No matter the season, Douro is a great destination and below we'll show you why.
Spring in the Douro Valley
Spring paints the Douro in green and there's an obvious choice: Douro Verde. This part of the Douro Valley is located between the urban Douro landscape around Porto and the so-called Douro wine-making region. The Atlantic influence, mild temperatures and heavy rainfall create a green scenery punctuated by the constant presence of water, hilltops and a rich biodiversity, which makes it a delight to drive around and explore hiking.
Another part worth exploring when the temperature is mild is the upper part of the Douro valley, near the border with Spain. There you can find Douro Internacional Natural Park, a remote and interesting area famous for the abrupt cliffs where birds of prey build their nests, and also Vale do Côa, the place that gathers the biggest collection of rock art paintings from the Pre-Historic period in Europe. Both are intriguing and beautiful and a great bet for Spring time.
Summer in the Douro Valley
Summer in the Douro region is hot and dry, which means the best plan is finding a relief. Our solution is easy: boat trips along the river, riverbank beaches, al fresco meals with fresh produce and a port and tonic in hand towards sunset.

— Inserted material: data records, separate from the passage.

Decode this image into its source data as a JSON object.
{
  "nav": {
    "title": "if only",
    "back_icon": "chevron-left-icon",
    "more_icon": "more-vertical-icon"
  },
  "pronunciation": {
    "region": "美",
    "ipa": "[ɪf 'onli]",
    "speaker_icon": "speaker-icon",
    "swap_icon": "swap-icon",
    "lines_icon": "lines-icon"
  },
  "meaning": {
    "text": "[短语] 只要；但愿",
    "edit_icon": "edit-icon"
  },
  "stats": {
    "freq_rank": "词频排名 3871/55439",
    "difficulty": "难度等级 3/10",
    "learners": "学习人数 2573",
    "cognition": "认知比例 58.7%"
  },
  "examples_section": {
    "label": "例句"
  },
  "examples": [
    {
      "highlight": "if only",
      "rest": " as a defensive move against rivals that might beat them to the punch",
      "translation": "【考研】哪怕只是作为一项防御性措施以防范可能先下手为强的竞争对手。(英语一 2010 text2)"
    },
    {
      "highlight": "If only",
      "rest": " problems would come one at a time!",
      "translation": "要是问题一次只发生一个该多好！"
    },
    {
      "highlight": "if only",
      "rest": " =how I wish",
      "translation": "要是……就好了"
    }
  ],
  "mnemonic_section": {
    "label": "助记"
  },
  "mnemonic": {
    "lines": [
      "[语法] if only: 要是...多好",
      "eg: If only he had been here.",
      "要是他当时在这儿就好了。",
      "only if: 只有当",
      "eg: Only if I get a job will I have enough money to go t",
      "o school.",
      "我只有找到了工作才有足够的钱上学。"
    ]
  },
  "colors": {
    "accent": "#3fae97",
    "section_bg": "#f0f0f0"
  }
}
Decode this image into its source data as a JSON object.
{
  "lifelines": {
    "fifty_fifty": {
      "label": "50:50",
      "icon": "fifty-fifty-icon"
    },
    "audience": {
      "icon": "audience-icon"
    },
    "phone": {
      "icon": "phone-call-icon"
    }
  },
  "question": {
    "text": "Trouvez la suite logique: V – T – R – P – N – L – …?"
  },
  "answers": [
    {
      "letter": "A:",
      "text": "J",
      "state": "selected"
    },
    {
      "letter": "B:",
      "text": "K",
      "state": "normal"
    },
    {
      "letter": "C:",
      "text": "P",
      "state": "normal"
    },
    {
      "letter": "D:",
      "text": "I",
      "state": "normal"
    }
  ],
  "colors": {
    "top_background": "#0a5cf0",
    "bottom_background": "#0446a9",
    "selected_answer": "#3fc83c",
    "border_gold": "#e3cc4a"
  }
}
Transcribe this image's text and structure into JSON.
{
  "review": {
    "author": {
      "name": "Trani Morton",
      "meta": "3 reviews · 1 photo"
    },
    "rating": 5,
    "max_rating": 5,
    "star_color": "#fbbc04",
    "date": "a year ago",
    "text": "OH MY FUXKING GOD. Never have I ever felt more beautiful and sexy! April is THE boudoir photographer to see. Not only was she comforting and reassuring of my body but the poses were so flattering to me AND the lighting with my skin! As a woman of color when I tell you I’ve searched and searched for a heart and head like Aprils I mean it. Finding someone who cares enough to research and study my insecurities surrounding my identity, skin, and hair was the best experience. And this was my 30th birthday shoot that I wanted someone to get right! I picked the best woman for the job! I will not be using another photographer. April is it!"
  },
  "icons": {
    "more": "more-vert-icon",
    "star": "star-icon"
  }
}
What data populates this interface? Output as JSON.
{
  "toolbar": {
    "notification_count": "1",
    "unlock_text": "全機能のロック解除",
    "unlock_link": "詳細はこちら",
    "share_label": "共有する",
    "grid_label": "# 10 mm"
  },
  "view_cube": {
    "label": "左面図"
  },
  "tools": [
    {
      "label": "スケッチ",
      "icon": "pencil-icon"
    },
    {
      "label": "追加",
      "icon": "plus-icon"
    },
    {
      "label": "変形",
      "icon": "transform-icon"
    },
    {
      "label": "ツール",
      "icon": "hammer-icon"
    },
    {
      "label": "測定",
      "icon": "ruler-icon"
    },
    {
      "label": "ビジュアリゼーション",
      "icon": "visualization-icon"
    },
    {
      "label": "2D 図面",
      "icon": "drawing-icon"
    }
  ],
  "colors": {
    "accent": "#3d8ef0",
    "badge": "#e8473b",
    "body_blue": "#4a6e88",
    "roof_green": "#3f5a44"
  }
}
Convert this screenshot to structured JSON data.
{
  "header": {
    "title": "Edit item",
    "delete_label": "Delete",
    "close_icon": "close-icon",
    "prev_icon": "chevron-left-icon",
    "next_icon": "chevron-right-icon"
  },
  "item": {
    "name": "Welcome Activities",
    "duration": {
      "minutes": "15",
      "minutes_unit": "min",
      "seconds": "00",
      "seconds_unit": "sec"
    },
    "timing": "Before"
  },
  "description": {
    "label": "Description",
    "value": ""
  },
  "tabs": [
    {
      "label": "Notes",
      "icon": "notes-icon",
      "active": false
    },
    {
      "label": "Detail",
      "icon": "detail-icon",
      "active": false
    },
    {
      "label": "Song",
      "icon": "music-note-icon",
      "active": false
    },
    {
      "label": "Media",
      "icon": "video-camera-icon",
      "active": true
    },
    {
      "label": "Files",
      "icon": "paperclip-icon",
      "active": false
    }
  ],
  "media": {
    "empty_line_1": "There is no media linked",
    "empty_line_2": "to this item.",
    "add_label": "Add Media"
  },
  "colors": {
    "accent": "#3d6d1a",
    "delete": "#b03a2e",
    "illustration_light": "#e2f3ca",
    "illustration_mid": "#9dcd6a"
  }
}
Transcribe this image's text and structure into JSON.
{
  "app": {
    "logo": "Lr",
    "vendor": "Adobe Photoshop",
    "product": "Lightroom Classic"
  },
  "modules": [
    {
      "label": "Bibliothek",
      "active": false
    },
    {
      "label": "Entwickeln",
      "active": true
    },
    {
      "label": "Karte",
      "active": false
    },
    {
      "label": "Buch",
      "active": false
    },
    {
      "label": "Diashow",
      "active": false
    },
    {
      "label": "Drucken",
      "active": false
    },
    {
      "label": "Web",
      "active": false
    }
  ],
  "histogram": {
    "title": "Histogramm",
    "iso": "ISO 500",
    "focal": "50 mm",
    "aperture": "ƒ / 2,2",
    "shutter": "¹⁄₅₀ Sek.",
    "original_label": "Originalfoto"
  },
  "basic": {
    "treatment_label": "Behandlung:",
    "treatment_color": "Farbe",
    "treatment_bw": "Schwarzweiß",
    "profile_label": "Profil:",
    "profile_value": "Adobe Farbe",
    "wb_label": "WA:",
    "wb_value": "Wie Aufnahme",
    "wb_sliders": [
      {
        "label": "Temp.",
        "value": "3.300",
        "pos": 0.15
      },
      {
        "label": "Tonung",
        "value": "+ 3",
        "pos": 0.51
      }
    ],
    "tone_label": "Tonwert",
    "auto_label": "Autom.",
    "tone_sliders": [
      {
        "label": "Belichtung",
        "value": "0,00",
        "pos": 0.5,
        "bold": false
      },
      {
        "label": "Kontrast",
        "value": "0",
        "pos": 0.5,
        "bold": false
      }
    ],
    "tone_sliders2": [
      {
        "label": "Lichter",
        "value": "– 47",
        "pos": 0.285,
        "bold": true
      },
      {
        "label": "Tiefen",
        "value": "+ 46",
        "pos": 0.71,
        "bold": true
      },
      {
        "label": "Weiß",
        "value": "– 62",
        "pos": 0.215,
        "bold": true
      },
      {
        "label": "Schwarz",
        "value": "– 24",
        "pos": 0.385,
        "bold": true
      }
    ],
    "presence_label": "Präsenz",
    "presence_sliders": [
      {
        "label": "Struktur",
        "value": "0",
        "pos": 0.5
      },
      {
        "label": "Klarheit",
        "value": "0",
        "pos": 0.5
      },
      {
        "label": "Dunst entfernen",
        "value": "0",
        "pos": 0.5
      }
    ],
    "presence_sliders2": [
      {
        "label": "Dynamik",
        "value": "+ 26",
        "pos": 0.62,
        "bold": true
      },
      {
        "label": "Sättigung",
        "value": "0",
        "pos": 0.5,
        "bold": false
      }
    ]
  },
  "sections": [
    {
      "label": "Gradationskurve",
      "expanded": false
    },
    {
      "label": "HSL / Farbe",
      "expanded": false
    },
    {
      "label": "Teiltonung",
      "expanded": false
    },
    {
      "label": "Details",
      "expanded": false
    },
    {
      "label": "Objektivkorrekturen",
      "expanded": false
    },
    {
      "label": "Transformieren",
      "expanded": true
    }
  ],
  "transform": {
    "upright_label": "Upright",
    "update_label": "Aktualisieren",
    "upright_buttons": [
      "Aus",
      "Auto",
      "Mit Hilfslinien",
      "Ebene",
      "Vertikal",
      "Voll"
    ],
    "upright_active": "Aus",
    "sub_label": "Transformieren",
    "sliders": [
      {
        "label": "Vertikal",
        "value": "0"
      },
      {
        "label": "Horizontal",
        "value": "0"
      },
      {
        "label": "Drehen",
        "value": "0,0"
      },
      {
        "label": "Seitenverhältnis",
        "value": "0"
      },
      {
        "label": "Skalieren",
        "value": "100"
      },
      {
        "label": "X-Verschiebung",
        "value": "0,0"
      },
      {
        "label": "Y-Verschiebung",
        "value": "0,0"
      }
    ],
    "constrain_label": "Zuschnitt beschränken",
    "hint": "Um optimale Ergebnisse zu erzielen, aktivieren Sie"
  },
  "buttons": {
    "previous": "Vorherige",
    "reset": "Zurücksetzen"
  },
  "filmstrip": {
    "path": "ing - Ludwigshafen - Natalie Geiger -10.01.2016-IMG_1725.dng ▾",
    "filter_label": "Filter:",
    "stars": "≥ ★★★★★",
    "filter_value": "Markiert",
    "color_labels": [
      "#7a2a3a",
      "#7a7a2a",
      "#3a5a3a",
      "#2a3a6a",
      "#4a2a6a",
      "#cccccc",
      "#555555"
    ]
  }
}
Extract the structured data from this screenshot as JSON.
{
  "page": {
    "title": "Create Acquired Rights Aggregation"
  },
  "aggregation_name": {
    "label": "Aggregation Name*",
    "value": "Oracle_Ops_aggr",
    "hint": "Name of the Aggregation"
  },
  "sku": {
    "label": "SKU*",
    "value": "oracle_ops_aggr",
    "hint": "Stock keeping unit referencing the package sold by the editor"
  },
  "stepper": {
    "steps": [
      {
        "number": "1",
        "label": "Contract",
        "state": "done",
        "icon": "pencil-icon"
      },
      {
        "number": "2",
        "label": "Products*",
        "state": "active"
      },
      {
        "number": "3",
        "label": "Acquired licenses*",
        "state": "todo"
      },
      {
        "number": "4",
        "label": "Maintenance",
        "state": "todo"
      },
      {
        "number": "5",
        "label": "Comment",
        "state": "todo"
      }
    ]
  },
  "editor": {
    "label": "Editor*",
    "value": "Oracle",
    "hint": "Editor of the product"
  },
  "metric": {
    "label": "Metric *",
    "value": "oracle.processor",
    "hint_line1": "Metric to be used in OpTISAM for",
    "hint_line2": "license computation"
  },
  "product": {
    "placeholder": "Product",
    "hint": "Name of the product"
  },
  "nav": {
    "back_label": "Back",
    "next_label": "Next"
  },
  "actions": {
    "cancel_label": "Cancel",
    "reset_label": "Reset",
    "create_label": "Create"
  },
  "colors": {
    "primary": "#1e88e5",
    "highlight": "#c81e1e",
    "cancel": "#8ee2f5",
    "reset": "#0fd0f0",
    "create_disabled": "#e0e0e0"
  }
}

Plus usually during late summer the grapes reach the perfect point to be harvested and locals walk along the vineyards to pick them and take them to the wineries. That's what we call vindimas, which is a fantastic period to be based at a local homestead, witness all the process and maybe even take part in some activities.
Autumn in the Douro Valley
Autumnal colours are truly beautiful in the Douro valley. The rolling hills become yellow, orange, red and brown, giving the name Douro a whole other meaning.
It's nostalgic season after all the hustle and bustle of the harvest, so the best plan is going out and enjoying the remains of summer doing some hiking trails or riding a bike. Although the landscape is peaceful, locals are still working hard on the new wines. Some age in inox or wooden barrels and others are bottled to be sold straight away, so why not pick a few quintas to visit the wineries, learn about the wine production in the region and also do some wine tastings?
Winter in the Douro Valley
During winter the landscapes are very quiet and the temperatures drop quite a bit, so our advice is slowing down the pace and enjoying the simple things. Staying indoors in a cosy boutique hotel, doing a cooking workshop, reading a good book next to the fireplace, going for a wine therapy massage and pairing Port wine with nuts and cheese is the absolute perfect bet. It allows you to really disconnect and enjoy the countryside with no crowds whatsoever. It's you and the Douro being thankful and appreciative of the seasons change and what lies ahead.
If you want to explore Douro and need some tips, get in touch and we'll come up with a great plan no matter the season.
Leave a Reply.